[Dataset rows for apps and sites]
Content starts
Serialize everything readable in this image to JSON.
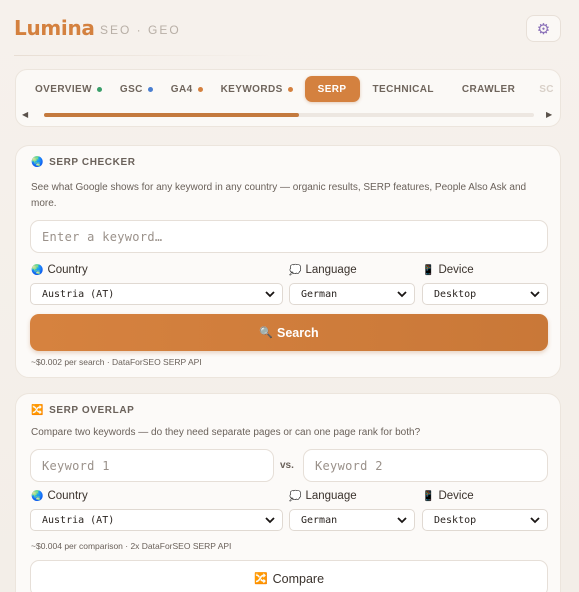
{
  "header": {
    "brand": "Lumina",
    "subtitle": "SEO · GEO",
    "settings_icon": "gear-icon"
  },
  "tabs": [
    {
      "label": "OVERVIEW",
      "dot": "#3a9f6a"
    },
    {
      "label": "GSC",
      "dot": "#4a7fd0"
    },
    {
      "label": "GA4",
      "dot": "#d4813f"
    },
    {
      "label": "KEYWORDS",
      "dot": "#d4813f"
    },
    {
      "label": "SERP",
      "active": true
    },
    {
      "label": "TECHNICAL"
    },
    {
      "label": "CRAWLER"
    },
    {
      "label": "SC"
    }
  ],
  "tab_scroll": {
    "position": 0.52
  },
  "serp_checker": {
    "title": "SERP CHECKER",
    "title_icon": "globe-icon",
    "description": "See what Google shows for any keyword in any country — organic results, SERP features, People Also Ask and more.",
    "keyword_placeholder": "Enter a keyword…",
    "country_label": "Country",
    "country_value": "Austria (AT)",
    "language_label": "Language",
    "language_value": "German",
    "device_label": "Device",
    "device_value": "Desktop",
    "search_button": "Search",
    "footnote": "~$0.002 per search · DataForSEO SERP API"
  },
  "serp_overlap": {
    "title": "SERP OVERLAP",
    "title_icon": "shuffle-icon",
    "description": "Compare two keywords — do they need separate pages or can one page rank for both?",
    "keyword1_placeholder": "Keyword 1",
    "vs_label": "vs.",
    "keyword2_placeholder": "Keyword 2",
    "country_label": "Country",
    "country_value": "Austria (AT)",
    "language_label": "Language",
    "language_value": "German",
    "device_label": "Device",
    "device_value": "Desktop",
    "footnote": "~$0.004 per comparison · 2x DataForSEO SERP API",
    "compare_button": "Compare"
  }
}
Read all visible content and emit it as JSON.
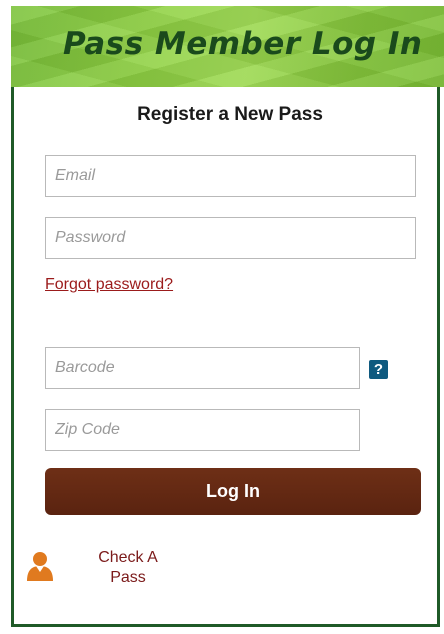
{
  "header": {
    "title": "Pass Member Log In"
  },
  "form": {
    "heading": "Register a New Pass",
    "email_placeholder": "Email",
    "password_placeholder": "Password",
    "forgot_label": "Forgot password?",
    "barcode_placeholder": "Barcode",
    "help_label": "?",
    "zip_placeholder": "Zip Code",
    "login_label": "Log In"
  },
  "footer": {
    "check_pass_label": "Check A Pass"
  },
  "colors": {
    "header_green": "#8fd143",
    "title_green": "#1a4a1c",
    "border_green": "#1f5a27",
    "button_brown": "#5e2612",
    "link_red": "#9b1b1b",
    "help_blue": "#0f5a7f",
    "icon_orange": "#e07a1f"
  },
  "icons": {
    "help": "question-icon",
    "check_pass": "user-icon"
  }
}
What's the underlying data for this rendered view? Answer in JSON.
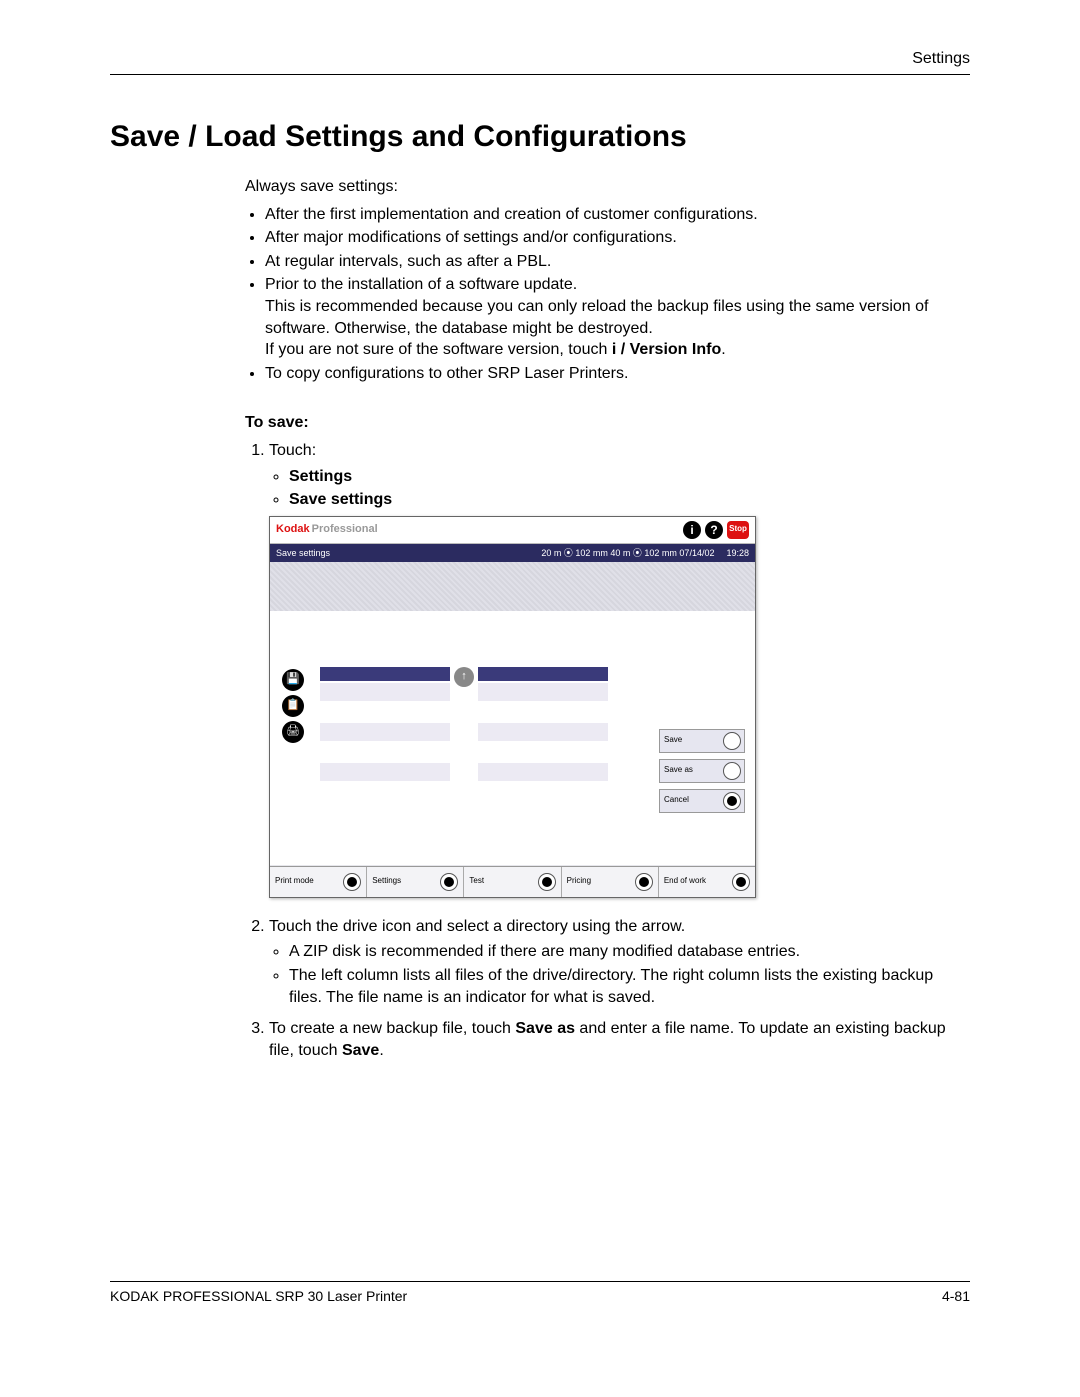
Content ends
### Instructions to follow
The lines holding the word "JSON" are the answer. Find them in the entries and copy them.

### Answer to this task
Serialize everything readable in this image to JSON.
Read all visible content and emit it as JSON.
What's the underlying data for this rendered view? Answer in JSON.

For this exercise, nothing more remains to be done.